I enjoyed both versions of this story. They both had a nice take on the story. Both can be enjoyed for different reasons, especially by different people.

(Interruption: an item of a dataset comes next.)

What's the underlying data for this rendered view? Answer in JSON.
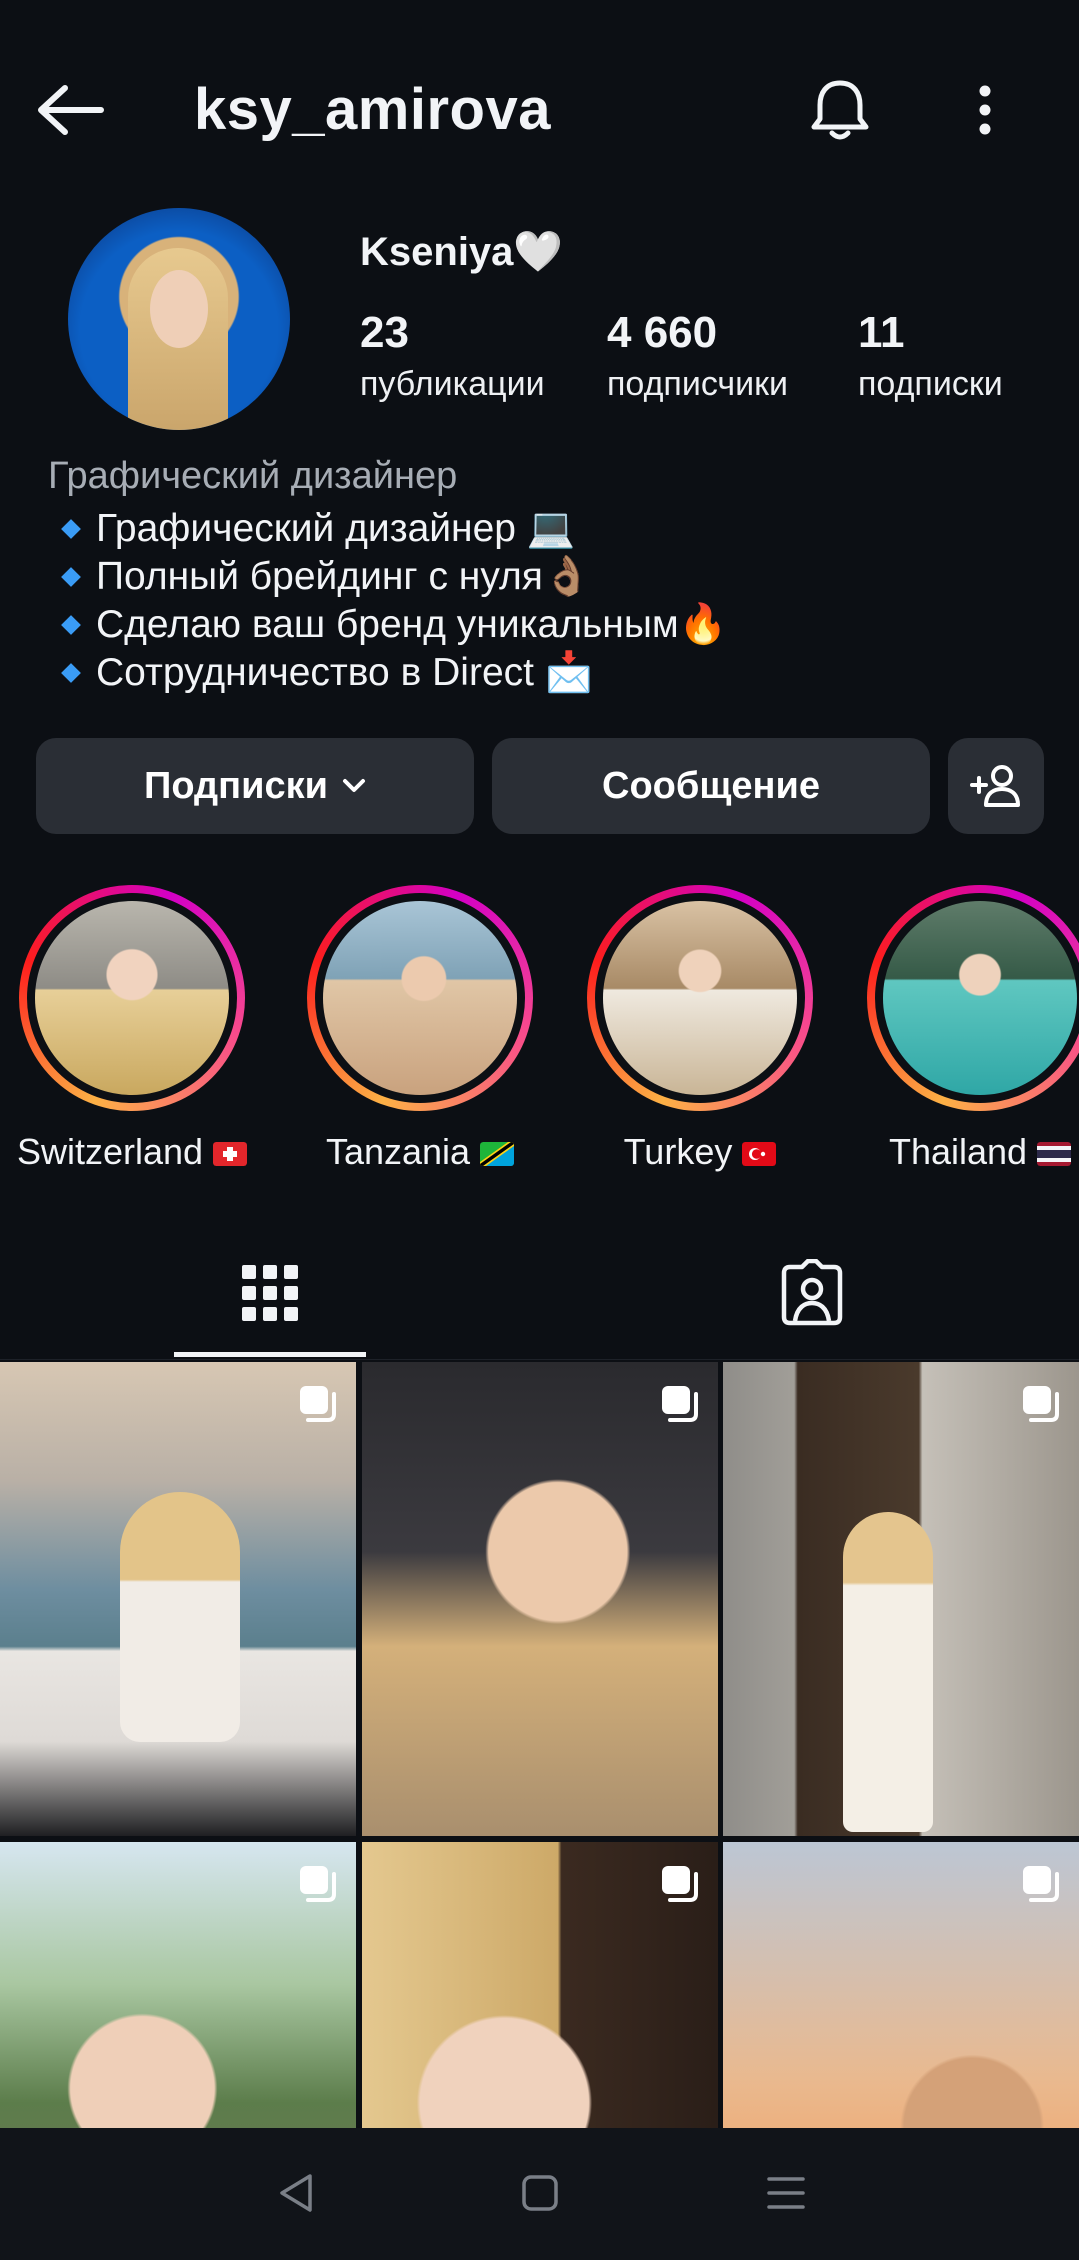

Actress Kellie Martin makes her TV directorial debut on this fun detective series, after the 2004 short film Frenching. I hadn't noticed this series before, not being a big Hallmark Channel watcher, but I was intrigued by the book angle. The Mystery Woman series is part of revolving trio of detectives shows that fill a two hour time slot. I haven't seen any of the others, but I think two hours is a great time period, lots of room for stuff to happen, room to flesh out the story. I enjoyed the fun interplay between the main group of characters, played by Kellie Martin, Nina Siemaszko, Casey Sander, and Clarence Williams III. In Vision of Murder Kellie and Nina visit a spa so Kellie, who's also a photographer, can take pictures for their new brochure. At least these writers know it's really hard to make a living from just selling books. These are all good actors, and everyone does a good job bringing their characters to life. Nothing new or strikingly original about the show, it kind of reminded me of Buffy the Vampire Slayer, without the fighting or monsters, and if Buffy was about 30. In a bookstore rather than a library, Kelly spearheads the chase, Clarence does the research, Assistant DA Nina is the law-talking' gal, with Casey as the cynical chief of police. Puzzles to solve, lots of computer work,and lots and lots of talking but not much action, get the bad guy caught, after a smidge of suspense. There is some book talk, Clarence telling a possibly psychic woman about some fictional psychic detectives. It's nice to encourage book reading. Watch a movie, read a book, that's my motto, and this low throttle thriller has people talking about books, so what's not to like. A good solid piece of entertainment, nicely directed.